■ Source records:
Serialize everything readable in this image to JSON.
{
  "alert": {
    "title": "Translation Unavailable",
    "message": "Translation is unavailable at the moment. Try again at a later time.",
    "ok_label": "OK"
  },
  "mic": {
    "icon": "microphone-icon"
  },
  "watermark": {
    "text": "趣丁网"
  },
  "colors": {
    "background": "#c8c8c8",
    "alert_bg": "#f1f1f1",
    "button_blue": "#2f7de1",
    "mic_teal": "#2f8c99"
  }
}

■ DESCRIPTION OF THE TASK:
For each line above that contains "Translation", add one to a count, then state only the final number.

■ SOLUTION:
2